## Exercise requirements
Set every record down again, exactly and completely.

## Extracted records

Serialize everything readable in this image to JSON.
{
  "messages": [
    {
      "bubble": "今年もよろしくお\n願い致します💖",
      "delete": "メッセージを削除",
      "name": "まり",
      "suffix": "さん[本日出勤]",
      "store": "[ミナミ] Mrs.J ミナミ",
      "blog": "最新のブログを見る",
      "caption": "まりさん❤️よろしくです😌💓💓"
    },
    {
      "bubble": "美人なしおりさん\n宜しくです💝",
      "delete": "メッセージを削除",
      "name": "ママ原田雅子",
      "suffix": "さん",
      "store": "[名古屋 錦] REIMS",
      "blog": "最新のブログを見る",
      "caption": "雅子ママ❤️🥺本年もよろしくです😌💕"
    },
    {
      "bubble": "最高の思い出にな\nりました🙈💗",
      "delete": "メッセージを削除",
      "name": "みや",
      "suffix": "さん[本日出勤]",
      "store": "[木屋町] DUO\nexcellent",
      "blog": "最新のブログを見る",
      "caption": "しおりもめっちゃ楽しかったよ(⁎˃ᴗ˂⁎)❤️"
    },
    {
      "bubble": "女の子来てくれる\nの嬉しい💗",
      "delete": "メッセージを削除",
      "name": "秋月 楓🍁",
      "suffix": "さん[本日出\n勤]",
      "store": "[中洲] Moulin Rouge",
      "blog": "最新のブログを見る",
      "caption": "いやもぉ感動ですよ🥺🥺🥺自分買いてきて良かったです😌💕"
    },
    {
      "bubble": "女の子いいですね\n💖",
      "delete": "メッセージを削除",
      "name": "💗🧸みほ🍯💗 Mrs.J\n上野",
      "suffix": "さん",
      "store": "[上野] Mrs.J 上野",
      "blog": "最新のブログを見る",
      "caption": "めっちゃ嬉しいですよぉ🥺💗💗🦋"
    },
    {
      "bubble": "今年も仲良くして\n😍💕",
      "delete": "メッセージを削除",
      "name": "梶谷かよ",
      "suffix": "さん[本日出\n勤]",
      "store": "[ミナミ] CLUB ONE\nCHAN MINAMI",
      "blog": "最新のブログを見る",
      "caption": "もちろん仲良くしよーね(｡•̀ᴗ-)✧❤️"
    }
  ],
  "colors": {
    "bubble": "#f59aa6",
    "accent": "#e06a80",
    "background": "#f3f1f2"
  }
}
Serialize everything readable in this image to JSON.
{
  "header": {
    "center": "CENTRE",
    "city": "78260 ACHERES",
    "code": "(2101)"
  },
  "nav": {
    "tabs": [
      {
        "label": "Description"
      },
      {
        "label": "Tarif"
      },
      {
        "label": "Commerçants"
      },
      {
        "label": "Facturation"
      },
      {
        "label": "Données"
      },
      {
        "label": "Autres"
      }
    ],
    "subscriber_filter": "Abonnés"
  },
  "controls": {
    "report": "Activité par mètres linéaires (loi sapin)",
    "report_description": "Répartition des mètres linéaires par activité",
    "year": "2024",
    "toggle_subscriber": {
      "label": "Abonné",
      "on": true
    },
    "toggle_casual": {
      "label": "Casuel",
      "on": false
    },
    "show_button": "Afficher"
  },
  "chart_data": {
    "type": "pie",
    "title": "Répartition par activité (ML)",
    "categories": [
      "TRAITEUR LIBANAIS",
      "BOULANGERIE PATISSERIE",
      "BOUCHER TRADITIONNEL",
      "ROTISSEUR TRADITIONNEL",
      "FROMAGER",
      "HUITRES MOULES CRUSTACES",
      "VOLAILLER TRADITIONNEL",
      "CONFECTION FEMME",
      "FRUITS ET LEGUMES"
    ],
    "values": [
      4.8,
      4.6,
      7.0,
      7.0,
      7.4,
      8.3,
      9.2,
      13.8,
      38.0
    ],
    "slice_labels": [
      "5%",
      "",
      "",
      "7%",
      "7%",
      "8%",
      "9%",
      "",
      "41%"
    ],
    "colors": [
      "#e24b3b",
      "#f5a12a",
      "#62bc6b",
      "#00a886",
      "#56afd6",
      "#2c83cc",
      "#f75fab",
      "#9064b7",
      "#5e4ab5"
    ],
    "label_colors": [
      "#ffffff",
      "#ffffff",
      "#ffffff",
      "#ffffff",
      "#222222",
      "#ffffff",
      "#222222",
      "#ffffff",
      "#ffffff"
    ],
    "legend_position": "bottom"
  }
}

## Exercise response
Serialize everything readable in this image to JSON.
{
  "messages": [
    {
      "bubble": "今年もよろしくお\n願い致します💖",
      "delete": "メッセージを削除",
      "name": "まり",
      "suffix": "さん[本日出勤]",
      "store": "[ミナミ] Mrs.J ミナミ",
      "blog": "最新のブログを見る",
      "caption": "まりさん❤️よろしくです😌💓💓"
    },
    {
      "bubble": "美人なしおりさん\n宜しくです💝",
      "delete": "メッセージを削除",
      "name": "ママ原田雅子",
      "suffix": "さん",
      "store": "[名古屋 錦] REIMS",
      "blog": "最新のブログを見る",
      "caption": "雅子ママ❤️🥺本年もよろしくです😌💕"
    },
    {
      "bubble": "最高の思い出にな\nりました🙈💗",
      "delete": "メッセージを削除",
      "name": "みや",
      "suffix": "さん[本日出勤]",
      "store": "[木屋町] DUO\nexcellent",
      "blog": "最新のブログを見る",
      "caption": "しおりもめっちゃ楽しかったよ(⁎˃ᴗ˂⁎)❤️"
    },
    {
      "bubble": "女の子来てくれる\nの嬉しい💗",
      "delete": "メッセージを削除",
      "name": "秋月 楓🍁",
      "suffix": "さん[本日出\n勤]",
      "store": "[中洲] Moulin Rouge",
      "blog": "最新のブログを見る",
      "caption": "いやもぉ感動ですよ🥺🥺🥺自分買いてきて良かったです😌💕"
    },
    {
      "bubble": "女の子いいですね\n💖",
      "delete": "メッセージを削除",
      "name": "💗🧸みほ🍯💗 Mrs.J\n上野",
      "suffix": "さん",
      "store": "[上野] Mrs.J 上野",
      "blog": "最新のブログを見る",
      "caption": "めっちゃ嬉しいですよぉ🥺💗💗🦋"
    },
    {
      "bubble": "今年も仲良くして\n😍💕",
      "delete": "メッセージを削除",
      "name": "梶谷かよ",
      "suffix": "さん[本日出\n勤]",
      "store": "[ミナミ] CLUB ONE\nCHAN MINAMI",
      "blog": "最新のブログを見る",
      "caption": "もちろん仲良くしよーね(｡•̀ᴗ-)✧❤️"
    }
  ],
  "colors": {
    "bubble": "#f59aa6",
    "accent": "#e06a80",
    "background": "#f3f1f2"
  }
}
Serialize everything readable in this image to JSON.
{
  "header": {
    "center": "CENTRE",
    "city": "78260 ACHERES",
    "code": "(2101)"
  },
  "nav": {
    "tabs": [
      {
        "label": "Description"
      },
      {
        "label": "Tarif"
      },
      {
        "label": "Commerçants"
      },
      {
        "label": "Facturation"
      },
      {
        "label": "Données"
      },
      {
        "label": "Autres"
      }
    ],
    "subscriber_filter": "Abonnés"
  },
  "controls": {
    "report": "Activité par mètres linéaires (loi sapin)",
    "report_description": "Répartition des mètres linéaires par activité",
    "year": "2024",
    "toggle_subscriber": {
      "label": "Abonné",
      "on": true
    },
    "toggle_casual": {
      "label": "Casuel",
      "on": false
    },
    "show_button": "Afficher"
  },
  "chart_data": {
    "type": "pie",
    "title": "Répartition par activité (ML)",
    "categories": [
      "TRAITEUR LIBANAIS",
      "BOULANGERIE PATISSERIE",
      "BOUCHER TRADITIONNEL",
      "ROTISSEUR TRADITIONNEL",
      "FROMAGER",
      "HUITRES MOULES CRUSTACES",
      "VOLAILLER TRADITIONNEL",
      "CONFECTION FEMME",
      "FRUITS ET LEGUMES"
    ],
    "values": [
      4.8,
      4.6,
      7.0,
      7.0,
      7.4,
      8.3,
      9.2,
      13.8,
      38.0
    ],
    "slice_labels": [
      "5%",
      "",
      "",
      "7%",
      "7%",
      "8%",
      "9%",
      "",
      "41%"
    ],
    "colors": [
      "#e24b3b",
      "#f5a12a",
      "#62bc6b",
      "#00a886",
      "#56afd6",
      "#2c83cc",
      "#f75fab",
      "#9064b7",
      "#5e4ab5"
    ],
    "label_colors": [
      "#ffffff",
      "#ffffff",
      "#ffffff",
      "#ffffff",
      "#222222",
      "#ffffff",
      "#222222",
      "#ffffff",
      "#ffffff"
    ],
    "legend_position": "bottom"
  }
}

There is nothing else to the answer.